    If you post videos of yourself violating FARs in the U.S.A. you are putting nails in your own coffin, dumbass.  The feds will most likely see it before I do. With these hard-nose rules Iím trying to keep folks from INCRIMINATING THEMSELVES.  But, like the comedian Ron White says, "You can't fix stupid."

    Iíll go one further and make you a deal. If you wonít post videos of yourself blatantly violating the FARs in my place of business (while trying to guilt me into not reporting it)ÖÖthen I wonít put a TV showing a video loop of me robbing a liquor store in the lobby of your place of business, while asking you for the same leniency.  Deal?  Swell.

    U.S.A. FAR violations I DO NOT want to see posted in my forums:

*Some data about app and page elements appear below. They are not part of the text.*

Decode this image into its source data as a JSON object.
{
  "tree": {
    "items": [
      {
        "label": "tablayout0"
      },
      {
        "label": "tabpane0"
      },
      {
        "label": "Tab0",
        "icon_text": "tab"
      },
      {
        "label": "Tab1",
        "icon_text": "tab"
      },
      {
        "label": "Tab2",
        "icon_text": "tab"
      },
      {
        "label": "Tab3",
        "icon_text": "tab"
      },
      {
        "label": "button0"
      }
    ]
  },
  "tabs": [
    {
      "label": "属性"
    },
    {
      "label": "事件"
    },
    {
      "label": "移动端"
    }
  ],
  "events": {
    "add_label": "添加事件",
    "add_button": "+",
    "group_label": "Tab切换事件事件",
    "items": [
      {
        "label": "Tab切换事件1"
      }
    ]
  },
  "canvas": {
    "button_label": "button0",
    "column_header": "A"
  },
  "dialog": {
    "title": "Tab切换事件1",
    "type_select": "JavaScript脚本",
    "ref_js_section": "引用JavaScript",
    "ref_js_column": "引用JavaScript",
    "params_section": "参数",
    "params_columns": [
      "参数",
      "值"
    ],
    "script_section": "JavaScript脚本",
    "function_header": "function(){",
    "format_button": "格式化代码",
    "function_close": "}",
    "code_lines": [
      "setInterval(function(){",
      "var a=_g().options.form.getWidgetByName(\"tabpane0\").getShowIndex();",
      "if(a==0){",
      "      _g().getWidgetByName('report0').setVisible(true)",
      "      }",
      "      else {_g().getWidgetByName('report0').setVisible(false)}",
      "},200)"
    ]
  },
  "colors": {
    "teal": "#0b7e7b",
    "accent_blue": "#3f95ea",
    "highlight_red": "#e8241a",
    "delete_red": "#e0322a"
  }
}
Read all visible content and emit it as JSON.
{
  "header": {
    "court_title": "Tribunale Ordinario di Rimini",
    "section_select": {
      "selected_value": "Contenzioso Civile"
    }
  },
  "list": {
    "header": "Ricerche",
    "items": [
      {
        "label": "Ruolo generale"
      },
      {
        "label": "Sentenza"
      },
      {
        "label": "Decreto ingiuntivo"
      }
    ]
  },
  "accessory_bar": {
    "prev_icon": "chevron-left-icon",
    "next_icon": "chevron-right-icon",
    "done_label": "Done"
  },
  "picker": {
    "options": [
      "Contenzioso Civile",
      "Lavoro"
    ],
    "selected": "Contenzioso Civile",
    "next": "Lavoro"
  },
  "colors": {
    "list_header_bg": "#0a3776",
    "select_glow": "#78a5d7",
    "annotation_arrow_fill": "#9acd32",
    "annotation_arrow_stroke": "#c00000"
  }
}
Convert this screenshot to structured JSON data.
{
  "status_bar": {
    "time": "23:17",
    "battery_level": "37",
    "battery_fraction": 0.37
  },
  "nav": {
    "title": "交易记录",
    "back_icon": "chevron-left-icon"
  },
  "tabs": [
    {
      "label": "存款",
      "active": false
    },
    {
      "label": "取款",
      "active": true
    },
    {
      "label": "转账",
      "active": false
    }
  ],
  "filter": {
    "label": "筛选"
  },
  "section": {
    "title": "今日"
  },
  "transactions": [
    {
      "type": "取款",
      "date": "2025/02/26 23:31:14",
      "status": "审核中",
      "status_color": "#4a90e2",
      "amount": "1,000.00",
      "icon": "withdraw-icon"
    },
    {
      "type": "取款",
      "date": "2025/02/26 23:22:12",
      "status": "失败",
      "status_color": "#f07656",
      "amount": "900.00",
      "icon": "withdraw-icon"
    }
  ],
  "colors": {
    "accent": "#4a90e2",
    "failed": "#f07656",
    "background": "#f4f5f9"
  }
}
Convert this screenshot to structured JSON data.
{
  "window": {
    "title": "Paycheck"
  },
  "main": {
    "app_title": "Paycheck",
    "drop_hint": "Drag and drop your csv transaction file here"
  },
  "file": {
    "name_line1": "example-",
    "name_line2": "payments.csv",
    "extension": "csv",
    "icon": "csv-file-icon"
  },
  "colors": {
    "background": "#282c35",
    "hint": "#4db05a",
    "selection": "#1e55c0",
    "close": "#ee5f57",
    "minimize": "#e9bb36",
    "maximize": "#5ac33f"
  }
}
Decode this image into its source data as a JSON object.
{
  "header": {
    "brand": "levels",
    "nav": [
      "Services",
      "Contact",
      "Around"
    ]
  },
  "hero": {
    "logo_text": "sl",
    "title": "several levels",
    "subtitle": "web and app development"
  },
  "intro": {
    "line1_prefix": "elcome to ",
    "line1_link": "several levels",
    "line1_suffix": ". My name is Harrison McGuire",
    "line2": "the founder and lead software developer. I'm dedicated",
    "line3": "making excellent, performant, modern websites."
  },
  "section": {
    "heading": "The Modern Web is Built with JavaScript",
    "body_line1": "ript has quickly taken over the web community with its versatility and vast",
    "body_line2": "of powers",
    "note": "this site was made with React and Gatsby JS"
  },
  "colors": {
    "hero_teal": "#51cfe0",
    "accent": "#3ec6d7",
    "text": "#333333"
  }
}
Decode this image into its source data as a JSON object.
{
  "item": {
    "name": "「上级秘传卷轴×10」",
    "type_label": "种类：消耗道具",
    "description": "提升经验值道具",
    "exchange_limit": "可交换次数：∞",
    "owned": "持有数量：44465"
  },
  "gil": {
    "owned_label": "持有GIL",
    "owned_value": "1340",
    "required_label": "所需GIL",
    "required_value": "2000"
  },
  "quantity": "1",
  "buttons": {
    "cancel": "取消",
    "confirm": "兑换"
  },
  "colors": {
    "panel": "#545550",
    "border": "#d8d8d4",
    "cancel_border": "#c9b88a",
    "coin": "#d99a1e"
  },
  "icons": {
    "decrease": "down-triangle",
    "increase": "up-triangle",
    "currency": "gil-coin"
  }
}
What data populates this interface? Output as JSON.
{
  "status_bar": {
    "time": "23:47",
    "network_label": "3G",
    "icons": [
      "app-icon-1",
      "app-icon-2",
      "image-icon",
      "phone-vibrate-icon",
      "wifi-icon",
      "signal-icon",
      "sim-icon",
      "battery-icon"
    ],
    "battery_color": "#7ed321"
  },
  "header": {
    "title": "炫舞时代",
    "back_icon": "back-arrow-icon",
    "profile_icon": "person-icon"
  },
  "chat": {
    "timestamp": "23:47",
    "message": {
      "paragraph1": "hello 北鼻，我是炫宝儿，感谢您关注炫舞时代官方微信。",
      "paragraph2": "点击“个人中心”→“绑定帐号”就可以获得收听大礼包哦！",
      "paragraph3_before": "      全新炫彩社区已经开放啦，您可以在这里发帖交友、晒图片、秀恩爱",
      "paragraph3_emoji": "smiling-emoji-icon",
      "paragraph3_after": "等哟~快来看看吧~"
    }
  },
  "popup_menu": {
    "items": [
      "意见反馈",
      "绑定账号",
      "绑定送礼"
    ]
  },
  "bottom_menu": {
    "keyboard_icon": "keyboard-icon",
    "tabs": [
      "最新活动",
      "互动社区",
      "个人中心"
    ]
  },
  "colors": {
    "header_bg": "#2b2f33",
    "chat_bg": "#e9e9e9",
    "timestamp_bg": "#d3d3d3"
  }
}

    • Video of acro with a passenger and no chutes
      (I know it's a dumb reg with a tip up canopy, but it's the rule on the books right now and we have to live with it)

    • Dodging in and out of clouds when it's obvious you're VFR.

    • High speed, dangerously low low low passes
      (Do you really think there is no difference between 5 inches vs 50 feet at 200mph on a crowded airport?  Really?)

    • Acro where you can see dozens of houses in the shot.

      FAA Regulations are online here: http://www.faa.gov/regulations_policies/faa_regulations/

You can probably tell by the bullet points above that I don't sell airplanes for a living.  I don't spin this hobby as one where you can't get hurt.  This sh*t can kill you in five seconds (source).  It is the most amazing and satisfying hobby I've found.  You have to try pretty hard to die on a golf course, or fishing.  While flying small planes, it takes no effort at all with the wrong mindset.

With the right attitude, and admitting that you just might not know what you don't know, you can minimize that risk to a surprisingly small percentage.  I'm taking steps, active steps that all can see, to hopefully fly safely into my late 70's or early 80's.  I'd like you to do the same for me.

A link to this document now exists in my email auto-signature and in the profile of all the online boards I visit.  I encourage you to create your own RV Safety Culture Document and link to it in everything you do online.  We as a group need to spread the words 'RV Safety Culture' around a LOT more, and lead by example.

If I do something stupid or dangerous, I expect you to call me on it.

Friends for (hopefully a long) life,


Doug Reeves
RV-6 N617AR (first flight Sept. 2002).
Private pilot since 1996.  ~1,500hrs TT.


Ed Hicks photo of me in 'Flash'.



In my inbox the day this page went live (2012):


[ed. Rest in Peace, Mom.  I love you.  dr]